**WORK REQUIRED:** Word for word, restate every record, though not the pictures.

Data entries
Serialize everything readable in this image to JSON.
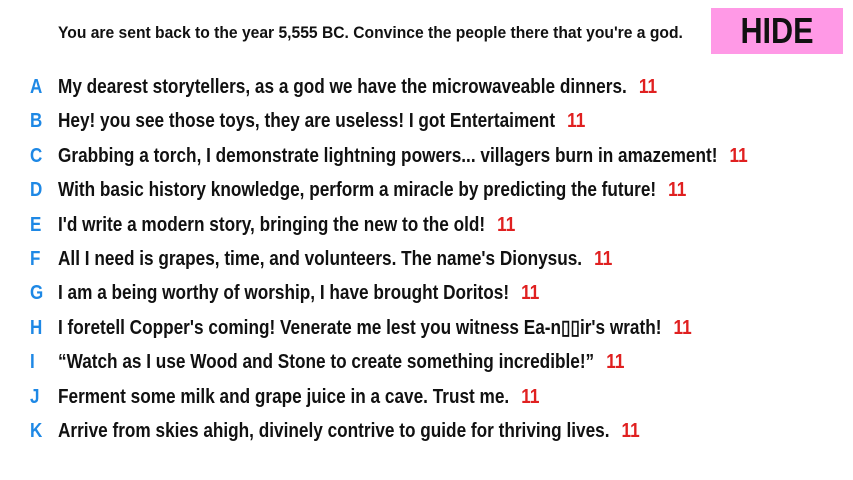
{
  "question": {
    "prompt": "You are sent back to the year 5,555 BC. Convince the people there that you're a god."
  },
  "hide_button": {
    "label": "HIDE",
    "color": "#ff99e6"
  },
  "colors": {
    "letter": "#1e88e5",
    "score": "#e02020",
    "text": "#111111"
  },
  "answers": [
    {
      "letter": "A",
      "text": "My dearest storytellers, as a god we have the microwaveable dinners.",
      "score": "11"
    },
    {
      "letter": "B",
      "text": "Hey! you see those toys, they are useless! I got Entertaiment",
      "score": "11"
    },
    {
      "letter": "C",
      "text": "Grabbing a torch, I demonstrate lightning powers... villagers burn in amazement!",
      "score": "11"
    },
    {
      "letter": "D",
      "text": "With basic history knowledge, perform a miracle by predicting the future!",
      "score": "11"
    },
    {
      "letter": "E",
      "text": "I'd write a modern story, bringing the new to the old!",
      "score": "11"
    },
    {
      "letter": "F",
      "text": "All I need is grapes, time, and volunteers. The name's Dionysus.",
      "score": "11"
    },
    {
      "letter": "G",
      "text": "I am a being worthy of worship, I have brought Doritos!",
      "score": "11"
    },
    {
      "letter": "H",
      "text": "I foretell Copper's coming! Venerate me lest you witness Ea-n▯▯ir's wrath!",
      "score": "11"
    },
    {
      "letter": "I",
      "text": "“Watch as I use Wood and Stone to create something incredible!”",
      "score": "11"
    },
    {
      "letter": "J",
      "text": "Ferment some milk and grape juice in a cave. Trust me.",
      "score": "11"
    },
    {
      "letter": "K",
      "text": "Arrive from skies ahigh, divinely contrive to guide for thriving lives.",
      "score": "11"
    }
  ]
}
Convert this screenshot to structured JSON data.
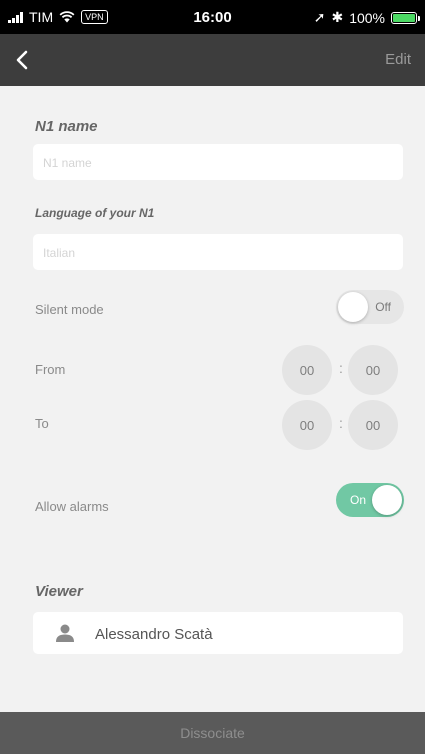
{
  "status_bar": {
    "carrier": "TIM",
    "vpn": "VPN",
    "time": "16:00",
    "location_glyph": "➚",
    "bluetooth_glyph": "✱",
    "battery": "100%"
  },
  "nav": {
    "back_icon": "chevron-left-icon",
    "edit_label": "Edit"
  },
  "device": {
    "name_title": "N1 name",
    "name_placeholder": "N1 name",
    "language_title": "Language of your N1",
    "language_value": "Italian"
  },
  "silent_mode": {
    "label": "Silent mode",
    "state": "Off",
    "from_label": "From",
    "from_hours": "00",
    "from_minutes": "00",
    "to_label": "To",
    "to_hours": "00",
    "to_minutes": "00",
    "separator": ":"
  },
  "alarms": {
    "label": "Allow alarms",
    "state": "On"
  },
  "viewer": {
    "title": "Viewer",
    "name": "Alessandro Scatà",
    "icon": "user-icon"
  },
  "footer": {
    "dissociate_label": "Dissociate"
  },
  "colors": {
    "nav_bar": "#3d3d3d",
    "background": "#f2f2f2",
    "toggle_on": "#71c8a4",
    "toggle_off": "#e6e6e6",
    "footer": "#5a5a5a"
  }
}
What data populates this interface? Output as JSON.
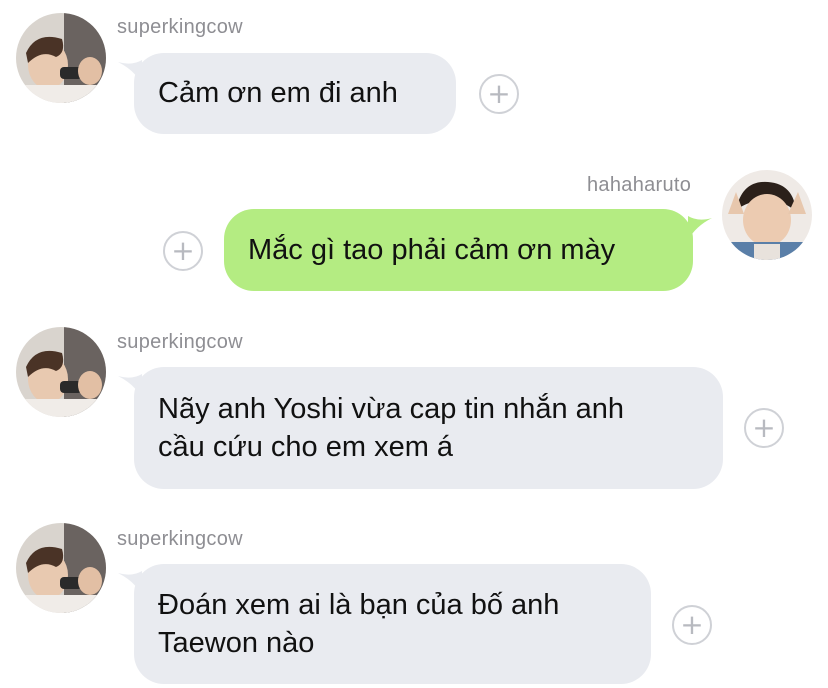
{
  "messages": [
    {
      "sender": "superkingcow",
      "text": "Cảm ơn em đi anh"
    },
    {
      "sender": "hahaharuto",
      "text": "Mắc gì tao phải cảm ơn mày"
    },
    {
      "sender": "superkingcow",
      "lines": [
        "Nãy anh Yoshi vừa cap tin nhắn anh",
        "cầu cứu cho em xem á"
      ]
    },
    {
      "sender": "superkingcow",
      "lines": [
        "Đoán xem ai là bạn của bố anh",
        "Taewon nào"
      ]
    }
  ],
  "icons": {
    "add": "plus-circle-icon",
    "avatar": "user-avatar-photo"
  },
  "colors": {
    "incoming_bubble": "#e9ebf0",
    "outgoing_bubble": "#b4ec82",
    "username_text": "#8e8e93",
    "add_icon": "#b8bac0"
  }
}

**RESPONSE TO THE TASK:**
Serialize everything readable in this image to JSON.
{
  "question": {
    "prompt": "You are sent back to the year 5,555 BC. Convince the people there that you're a god."
  },
  "hide_button": {
    "label": "HIDE",
    "color": "#ff99e6"
  },
  "colors": {
    "letter": "#1e88e5",
    "score": "#e02020",
    "text": "#111111"
  },
  "answers": [
    {
      "letter": "A",
      "text": "My dearest storytellers, as a god we have the microwaveable dinners.",
      "score": "11"
    },
    {
      "letter": "B",
      "text": "Hey! you see those toys, they are useless! I got Entertaiment",
      "score": "11"
    },
    {
      "letter": "C",
      "text": "Grabbing a torch, I demonstrate lightning powers... villagers burn in amazement!",
      "score": "11"
    },
    {
      "letter": "D",
      "text": "With basic history knowledge, perform a miracle by predicting the future!",
      "score": "11"
    },
    {
      "letter": "E",
      "text": "I'd write a modern story, bringing the new to the old!",
      "score": "11"
    },
    {
      "letter": "F",
      "text": "All I need is grapes, time, and volunteers. The name's Dionysus.",
      "score": "11"
    },
    {
      "letter": "G",
      "text": "I am a being worthy of worship, I have brought Doritos!",
      "score": "11"
    },
    {
      "letter": "H",
      "text": "I foretell Copper's coming! Venerate me lest you witness Ea-n▯▯ir's wrath!",
      "score": "11"
    },
    {
      "letter": "I",
      "text": "“Watch as I use Wood and Stone to create something incredible!”",
      "score": "11"
    },
    {
      "letter": "J",
      "text": "Ferment some milk and grape juice in a cave. Trust me.",
      "score": "11"
    },
    {
      "letter": "K",
      "text": "Arrive from skies ahigh, divinely contrive to guide for thriving lives.",
      "score": "11"
    }
  ]
}
Convert this screenshot to structured JSON data.
{
  "status_bar": {
    "carrier": "TIM",
    "vpn": "VPN",
    "time": "16:00",
    "location_glyph": "➚",
    "bluetooth_glyph": "✱",
    "battery": "100%"
  },
  "nav": {
    "back_icon": "chevron-left-icon",
    "edit_label": "Edit"
  },
  "device": {
    "name_title": "N1 name",
    "name_placeholder": "N1 name",
    "language_title": "Language of your N1",
    "language_value": "Italian"
  },
  "silent_mode": {
    "label": "Silent mode",
    "state": "Off",
    "from_label": "From",
    "from_hours": "00",
    "from_minutes": "00",
    "to_label": "To",
    "to_hours": "00",
    "to_minutes": "00",
    "separator": ":"
  },
  "alarms": {
    "label": "Allow alarms",
    "state": "On"
  },
  "viewer": {
    "title": "Viewer",
    "name": "Alessandro Scatà",
    "icon": "user-icon"
  },
  "footer": {
    "dissociate_label": "Dissociate"
  },
  "colors": {
    "nav_bar": "#3d3d3d",
    "background": "#f2f2f2",
    "toggle_on": "#71c8a4",
    "toggle_off": "#e6e6e6",
    "footer": "#5a5a5a"
  }
}
What data populates this interface? Output as JSON.
{
  "messages": [
    {
      "sender": "superkingcow",
      "text": "Cảm ơn em đi anh"
    },
    {
      "sender": "hahaharuto",
      "text": "Mắc gì tao phải cảm ơn mày"
    },
    {
      "sender": "superkingcow",
      "lines": [
        "Nãy anh Yoshi vừa cap tin nhắn anh",
        "cầu cứu cho em xem á"
      ]
    },
    {
      "sender": "superkingcow",
      "lines": [
        "Đoán xem ai là bạn của bố anh",
        "Taewon nào"
      ]
    }
  ],
  "icons": {
    "add": "plus-circle-icon",
    "avatar": "user-avatar-photo"
  },
  "colors": {
    "incoming_bubble": "#e9ebf0",
    "outgoing_bubble": "#b4ec82",
    "username_text": "#8e8e93",
    "add_icon": "#b8bac0"
  }
}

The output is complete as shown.